Pharmacies are a very important component in the structure of health systems, and their qualified employees have much broader competence than only dispensing medicines recommended by doctors. Pharmacists are able to advise patients on drug regimens and can offer pharmacovigilance services. Since the outbreak of the coronavirus pandemic in 2019, pharmacists around the world have struggled because they felt a pressing need for advanced technological solutions to be quickly introduced and to support their everyday practice. During the pandemic, patients had very limited access to specialists and hospitals making every effort to handle the health crisis. At that time pharmacies became a very important platform connecting people who needed reliable information and medical advice with the entire health system. Major limitations introduced in order to ensure safety of the population left people isolated. In those circumstances, everybody mainly used tools allowing remote communication, such as computers, telephones and the Internet. This, in turn, increased the global importance of teleconsultations and telepharmacies.
Telepharmacy services which before used to be available in the United States, Spain, Italy, Scotland and Germany, consist in drug selection, review and issue of ordered products, patient counselling, monitoring and clinical support, all without the need for the pharmacist to be actually present at a pharmacy. Apart from the obvious advantages of telepharmacies, such as facilitated access to pharmaceutical care in areas where such access was limited due to economic or geographical reasons and minimised number of interactions between patients and healthcare professionals, there are also negative aspects of such services. One of the significant risks are problems with the evaluation of dispensed medicines or decreased level of safety and integrity of patients’ data.
Another aspect that has significantly affected pharmaceutical practice was the introduction of Electronic Medical Documentation (EDM). In the EDM system, a clinical pharmacist is responsible for entering notes on the amount of medicines, documenting allergies and progress in treatment, recording the reasons why therapy with a specific drug was discontinued or justification for using a specific drug in the financial context. During medicinal products stocktaking, pharmacists can now access patients’ medical records faster, which allows them to analyse medicine amounts more precisely, but also to assess the effectiveness of medicines and their adverse effects.
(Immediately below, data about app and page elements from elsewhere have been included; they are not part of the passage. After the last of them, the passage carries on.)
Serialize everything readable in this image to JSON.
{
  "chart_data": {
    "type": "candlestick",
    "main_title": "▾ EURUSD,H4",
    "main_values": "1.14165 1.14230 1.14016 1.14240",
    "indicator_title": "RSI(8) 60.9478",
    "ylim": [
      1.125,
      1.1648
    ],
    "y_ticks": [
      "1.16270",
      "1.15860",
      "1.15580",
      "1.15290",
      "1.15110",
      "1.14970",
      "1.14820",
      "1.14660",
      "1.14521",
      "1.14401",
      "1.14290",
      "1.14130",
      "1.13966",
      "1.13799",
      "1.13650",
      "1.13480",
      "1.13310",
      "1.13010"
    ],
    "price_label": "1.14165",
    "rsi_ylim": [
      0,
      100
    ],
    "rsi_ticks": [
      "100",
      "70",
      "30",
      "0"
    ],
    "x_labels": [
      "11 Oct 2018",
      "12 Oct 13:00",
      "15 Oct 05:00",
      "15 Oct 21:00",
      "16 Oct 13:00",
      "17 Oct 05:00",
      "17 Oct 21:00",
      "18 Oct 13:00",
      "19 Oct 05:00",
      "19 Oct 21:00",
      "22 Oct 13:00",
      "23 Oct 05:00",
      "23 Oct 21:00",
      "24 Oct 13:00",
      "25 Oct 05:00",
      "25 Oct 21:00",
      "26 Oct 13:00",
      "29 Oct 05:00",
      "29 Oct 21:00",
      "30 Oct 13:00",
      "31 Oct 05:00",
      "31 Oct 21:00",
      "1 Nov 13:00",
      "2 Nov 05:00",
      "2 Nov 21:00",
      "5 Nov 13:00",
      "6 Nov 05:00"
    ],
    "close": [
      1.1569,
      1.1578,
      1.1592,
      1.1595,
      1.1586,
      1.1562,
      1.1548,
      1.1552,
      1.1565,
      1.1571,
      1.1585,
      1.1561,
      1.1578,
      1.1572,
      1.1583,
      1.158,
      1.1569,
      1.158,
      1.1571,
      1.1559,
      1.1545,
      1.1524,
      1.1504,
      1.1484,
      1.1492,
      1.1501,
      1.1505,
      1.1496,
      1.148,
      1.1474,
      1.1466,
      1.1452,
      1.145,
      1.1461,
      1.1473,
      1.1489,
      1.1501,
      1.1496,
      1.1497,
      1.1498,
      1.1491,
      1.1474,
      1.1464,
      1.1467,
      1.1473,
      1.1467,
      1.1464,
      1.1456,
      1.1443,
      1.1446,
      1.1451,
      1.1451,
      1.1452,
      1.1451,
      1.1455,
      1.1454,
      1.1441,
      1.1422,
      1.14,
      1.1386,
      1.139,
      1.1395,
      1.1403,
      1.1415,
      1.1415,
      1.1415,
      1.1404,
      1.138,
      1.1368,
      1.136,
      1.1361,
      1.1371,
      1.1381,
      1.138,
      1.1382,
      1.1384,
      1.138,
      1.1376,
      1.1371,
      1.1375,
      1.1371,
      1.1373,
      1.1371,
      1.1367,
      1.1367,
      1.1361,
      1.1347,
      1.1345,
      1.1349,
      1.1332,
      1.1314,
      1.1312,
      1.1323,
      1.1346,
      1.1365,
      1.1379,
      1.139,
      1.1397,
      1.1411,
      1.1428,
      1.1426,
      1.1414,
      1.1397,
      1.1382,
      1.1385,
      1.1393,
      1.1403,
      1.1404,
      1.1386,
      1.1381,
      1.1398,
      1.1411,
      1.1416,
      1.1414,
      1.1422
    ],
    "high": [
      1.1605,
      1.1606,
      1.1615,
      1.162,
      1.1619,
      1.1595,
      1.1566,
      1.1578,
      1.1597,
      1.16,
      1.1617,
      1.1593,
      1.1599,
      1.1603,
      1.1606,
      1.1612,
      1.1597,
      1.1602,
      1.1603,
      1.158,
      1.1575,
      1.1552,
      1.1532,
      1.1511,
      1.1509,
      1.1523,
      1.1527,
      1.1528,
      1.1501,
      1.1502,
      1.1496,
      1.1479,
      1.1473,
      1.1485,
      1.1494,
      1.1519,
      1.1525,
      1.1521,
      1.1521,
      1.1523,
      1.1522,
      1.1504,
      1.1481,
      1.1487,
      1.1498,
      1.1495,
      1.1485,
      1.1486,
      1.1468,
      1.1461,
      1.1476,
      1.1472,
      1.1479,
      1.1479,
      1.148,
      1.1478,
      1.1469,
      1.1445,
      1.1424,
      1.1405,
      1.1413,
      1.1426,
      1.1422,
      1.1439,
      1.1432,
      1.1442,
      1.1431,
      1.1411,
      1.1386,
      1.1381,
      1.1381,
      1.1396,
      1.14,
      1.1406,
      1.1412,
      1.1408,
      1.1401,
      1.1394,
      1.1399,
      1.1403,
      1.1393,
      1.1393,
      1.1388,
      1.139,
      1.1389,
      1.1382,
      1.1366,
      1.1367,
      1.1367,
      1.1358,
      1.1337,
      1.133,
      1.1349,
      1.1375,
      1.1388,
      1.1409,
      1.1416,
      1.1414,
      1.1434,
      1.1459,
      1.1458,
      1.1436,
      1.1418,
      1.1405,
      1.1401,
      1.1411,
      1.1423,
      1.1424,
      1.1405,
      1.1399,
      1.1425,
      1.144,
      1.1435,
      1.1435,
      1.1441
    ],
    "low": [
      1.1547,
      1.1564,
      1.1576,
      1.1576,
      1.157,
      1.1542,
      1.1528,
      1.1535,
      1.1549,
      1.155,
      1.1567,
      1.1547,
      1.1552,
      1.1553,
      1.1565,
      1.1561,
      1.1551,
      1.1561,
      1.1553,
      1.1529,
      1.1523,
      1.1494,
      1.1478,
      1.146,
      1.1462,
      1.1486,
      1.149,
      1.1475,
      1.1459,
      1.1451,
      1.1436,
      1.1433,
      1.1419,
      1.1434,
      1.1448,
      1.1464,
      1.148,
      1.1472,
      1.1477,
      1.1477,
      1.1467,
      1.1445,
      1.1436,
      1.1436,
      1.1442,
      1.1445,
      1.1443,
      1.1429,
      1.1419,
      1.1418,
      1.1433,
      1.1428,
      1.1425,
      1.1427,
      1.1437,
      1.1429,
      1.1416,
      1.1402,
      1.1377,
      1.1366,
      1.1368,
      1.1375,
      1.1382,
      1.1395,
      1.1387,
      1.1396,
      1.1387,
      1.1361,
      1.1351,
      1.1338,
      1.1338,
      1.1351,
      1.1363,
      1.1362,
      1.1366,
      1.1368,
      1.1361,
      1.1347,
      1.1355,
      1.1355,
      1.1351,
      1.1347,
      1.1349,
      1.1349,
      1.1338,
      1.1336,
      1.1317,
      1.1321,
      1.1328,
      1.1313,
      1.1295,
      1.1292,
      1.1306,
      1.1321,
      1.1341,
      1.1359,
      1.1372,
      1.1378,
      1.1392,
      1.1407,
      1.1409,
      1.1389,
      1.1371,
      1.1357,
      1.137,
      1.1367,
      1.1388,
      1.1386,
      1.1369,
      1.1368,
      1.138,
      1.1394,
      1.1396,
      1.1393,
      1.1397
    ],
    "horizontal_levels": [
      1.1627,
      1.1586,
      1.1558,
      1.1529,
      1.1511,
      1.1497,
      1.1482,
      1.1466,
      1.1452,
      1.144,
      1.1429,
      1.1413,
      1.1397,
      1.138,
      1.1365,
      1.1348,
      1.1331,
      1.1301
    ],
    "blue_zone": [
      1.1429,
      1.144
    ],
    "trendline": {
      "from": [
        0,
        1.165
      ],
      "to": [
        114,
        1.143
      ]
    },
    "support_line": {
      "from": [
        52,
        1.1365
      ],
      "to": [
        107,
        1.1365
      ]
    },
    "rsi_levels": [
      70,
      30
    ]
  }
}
In some countries, pharmacists working in publicly-accessible pharmacies have access to a national electronic database, so that they can supervise therapies of individual patients. Such a solution can potentially expand the role of a pharmacist and increase the safety of drug therapies. However, serious concerns are voiced, for example related to liability or patient consent. Electronic documentation systems cause other difficulties that pharmacists have to deal with, for example the need to fill in electronic forms, which is a time-consuming process. Pharmacists face the fear of criticism and are afraid that their entries will be disregarded by doctors and other specialists.
Because e-prescriptions have been implemented, there is room for e-pharmacies, where drugs are dispensed remotely. Currently, a patient who is chronically ill or unable to leave home to go to a pharmacy may order medicines directly to his or her home using a computer or phone. The same will apply to people in the regions where they do not have direct access to the medicines they need. Thus, e-pharmacies are a solution that increases access to medicines, saves time, money, ensures privacy and transparency of prices, and makes it possible to compare different products on a website. This seemingly perfect solution has many inherent risks. The biggest risks include: promoting self-medication, the risk of overdosing, misuse of the drug, drug abuse resulting in increased microbial resistance or limitations to the activity of offline pharmacists. Additionally, e-pharmacies are still unattainable for persons unable to read or use computers. This applies to a large proportion of the population in less developed countries, where access to medicines is usually the most difficult.
In order to keep up with the dynamic technological development and evolving expectations of patients, according to the WHO, the “future pharmacist” needs to have certain skills and characteristics, such as decisiveness, empathy, communication skills, management skills, teaching skills, willingness to care for patients and to learn lifelong. Pharmacists who are not proficient users of computers and the Internet will not be able to catch up with the digital technology implemented in every aspect of their work, which makes their professional activity more complicated and demanding. Faculties of pharmacy are in the process of developing new study programs, which are to be better aligned with the new digitalized reality, are aimed at developing soft skills of students and reducing training on mechanical and repetitive activities that are today taken over by machines.